** Provided records follows **

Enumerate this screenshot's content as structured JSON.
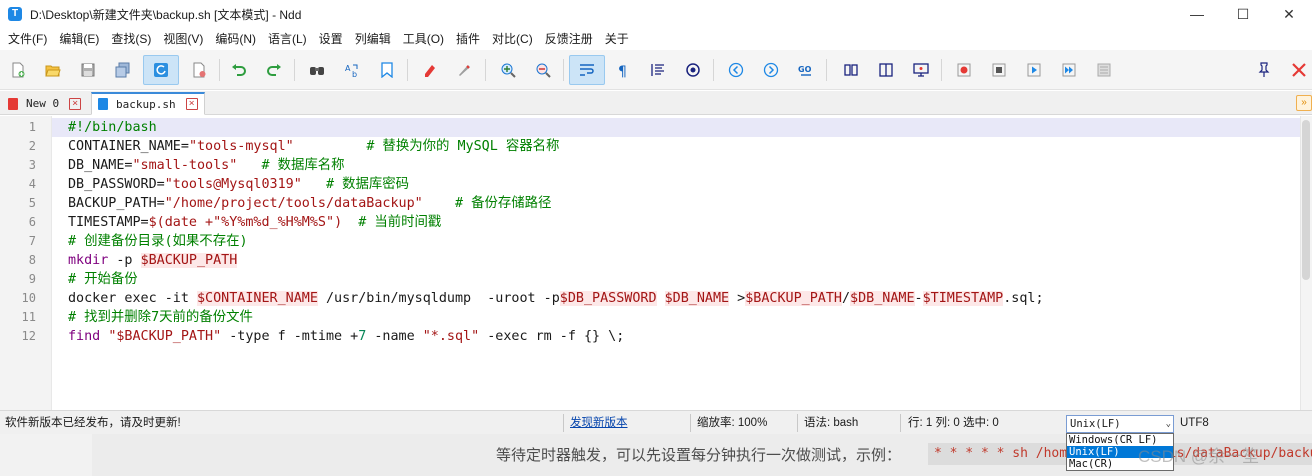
{
  "window": {
    "title": "D:\\Desktop\\新建文件夹\\backup.sh [文本模式] - Ndd",
    "app_icon_letter": "T",
    "minimize_glyph": "—",
    "maximize_glyph": "☐",
    "close_glyph": "✕"
  },
  "menu": [
    "文件(F)",
    "编辑(E)",
    "查找(S)",
    "视图(V)",
    "编码(N)",
    "语言(L)",
    "设置",
    "列编辑",
    "工具(O)",
    "插件",
    "对比(C)",
    "反馈注册",
    "关于"
  ],
  "toolbar_icons": [
    "new-file-icon",
    "open-file-icon",
    "save-icon",
    "save-all-icon",
    "reload-icon",
    "close-file-icon",
    "undo-icon",
    "redo-icon",
    "find-icon",
    "replace-icon",
    "bookmark-icon",
    "mark-icon",
    "clear-mark-icon",
    "zoom-in-icon",
    "zoom-out-icon",
    "word-wrap-icon",
    "show-symbols-icon",
    "indent-guide-icon",
    "target-icon",
    "prev-icon",
    "next-icon",
    "goto-icon",
    "compare-icon",
    "split-icon",
    "screen-icon",
    "record-icon",
    "stop-icon",
    "play-icon",
    "play-multi-icon",
    "save-macro-icon",
    "pin-icon",
    "close-red-icon"
  ],
  "tabs": [
    {
      "label": "New 0",
      "active": false
    },
    {
      "label": "backup.sh",
      "active": true
    }
  ],
  "tab_scroll_glyph": "»",
  "editor": {
    "line_numbers": [
      "1",
      "2",
      "3",
      "4",
      "5",
      "6",
      "7",
      "8",
      "9",
      "10",
      "11",
      "12"
    ],
    "lines": [
      [
        {
          "t": "#!/bin/bash",
          "c": "comment"
        }
      ],
      [
        {
          "t": "CONTAINER_NAME=",
          "c": "op"
        },
        {
          "t": "\"tools-mysql\"",
          "c": "string"
        },
        {
          "t": "         ",
          "c": "op"
        },
        {
          "t": "# 替换为你的 MySQL 容器名称",
          "c": "comment"
        }
      ],
      [
        {
          "t": "DB_NAME=",
          "c": "op"
        },
        {
          "t": "\"small-tools\"",
          "c": "string"
        },
        {
          "t": "   ",
          "c": "op"
        },
        {
          "t": "# 数据库名称",
          "c": "comment"
        }
      ],
      [
        {
          "t": "DB_PASSWORD=",
          "c": "op"
        },
        {
          "t": "\"tools@Mysql0319\"",
          "c": "string"
        },
        {
          "t": "   ",
          "c": "op"
        },
        {
          "t": "# 数据库密码",
          "c": "comment"
        }
      ],
      [
        {
          "t": "BACKUP_PATH=",
          "c": "op"
        },
        {
          "t": "\"/home/project/tools/dataBackup\"",
          "c": "string"
        },
        {
          "t": "    ",
          "c": "op"
        },
        {
          "t": "# 备份存储路径",
          "c": "comment"
        }
      ],
      [
        {
          "t": "TIMESTAMP=",
          "c": "op"
        },
        {
          "t": "$(",
          "c": "string"
        },
        {
          "t": "date +",
          "c": "string"
        },
        {
          "t": "\"%Y%m%d_%H%M%S\"",
          "c": "string"
        },
        {
          "t": ")",
          "c": "string"
        },
        {
          "t": "  ",
          "c": "op"
        },
        {
          "t": "# 当前时间戳",
          "c": "comment"
        }
      ],
      [
        {
          "t": "# 创建备份目录(如果不存在)",
          "c": "comment"
        }
      ],
      [
        {
          "t": "mkdir",
          "c": "kw"
        },
        {
          "t": " -p ",
          "c": "op"
        },
        {
          "t": "$BACKUP_PATH",
          "c": "var"
        }
      ],
      [
        {
          "t": "# 开始备份",
          "c": "comment"
        }
      ],
      [
        {
          "t": "docker exec -it ",
          "c": "op"
        },
        {
          "t": "$CONTAINER_NAME",
          "c": "var"
        },
        {
          "t": " /usr/bin/mysqldump  -uroot -p",
          "c": "op"
        },
        {
          "t": "$DB_PASSWORD",
          "c": "var"
        },
        {
          "t": " ",
          "c": "op"
        },
        {
          "t": "$DB_NAME",
          "c": "var"
        },
        {
          "t": " >",
          "c": "op"
        },
        {
          "t": "$BACKUP_PATH",
          "c": "var"
        },
        {
          "t": "/",
          "c": "op"
        },
        {
          "t": "$DB_NAME",
          "c": "var"
        },
        {
          "t": "-",
          "c": "op"
        },
        {
          "t": "$TIMESTAMP",
          "c": "var"
        },
        {
          "t": ".sql;",
          "c": "op"
        }
      ],
      [
        {
          "t": "# 找到并删除7天前的备份文件",
          "c": "comment"
        }
      ],
      [
        {
          "t": "find",
          "c": "kw"
        },
        {
          "t": " ",
          "c": "op"
        },
        {
          "t": "\"$BACKUP_PATH\"",
          "c": "string"
        },
        {
          "t": " -type f -mtime +",
          "c": "op"
        },
        {
          "t": "7",
          "c": "num"
        },
        {
          "t": " -name ",
          "c": "op"
        },
        {
          "t": "\"*.sql\"",
          "c": "string"
        },
        {
          "t": " -exec rm -f {} \\;",
          "c": "op"
        }
      ]
    ]
  },
  "status": {
    "message": "软件新版本已经发布，请及时更新!",
    "update_link": "发现新版本",
    "zoom": "缩放率: 100%",
    "syntax": "语法: bash",
    "position": "行: 1 列: 0 选中: 0",
    "eol_selected": "Unix(LF)",
    "eol_arrow": "⌄",
    "encoding": "UTF8"
  },
  "eol_options": [
    "Windows(CR LF)",
    "Unix(LF)",
    "Mac(CR)"
  ],
  "background_page": {
    "text": "等待定时器触发，可以先设置每分钟执行一次做测试，示例：",
    "code": "* * * * * sh /home/project/tools/dataBackup/backup.sh",
    "watermark": "CSDN @余一笙"
  },
  "colors": {
    "accent_blue": "#3b8ad9",
    "comment": "#008000",
    "string": "#a31515",
    "keyword": "#7f007f",
    "number": "#098658",
    "current_line": "#e8e8f8",
    "selection": "#0078d7"
  }
}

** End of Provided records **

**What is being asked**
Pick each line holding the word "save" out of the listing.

**Problem solution**
    "save-icon",
    "save-all-icon",
    "save-macro-icon",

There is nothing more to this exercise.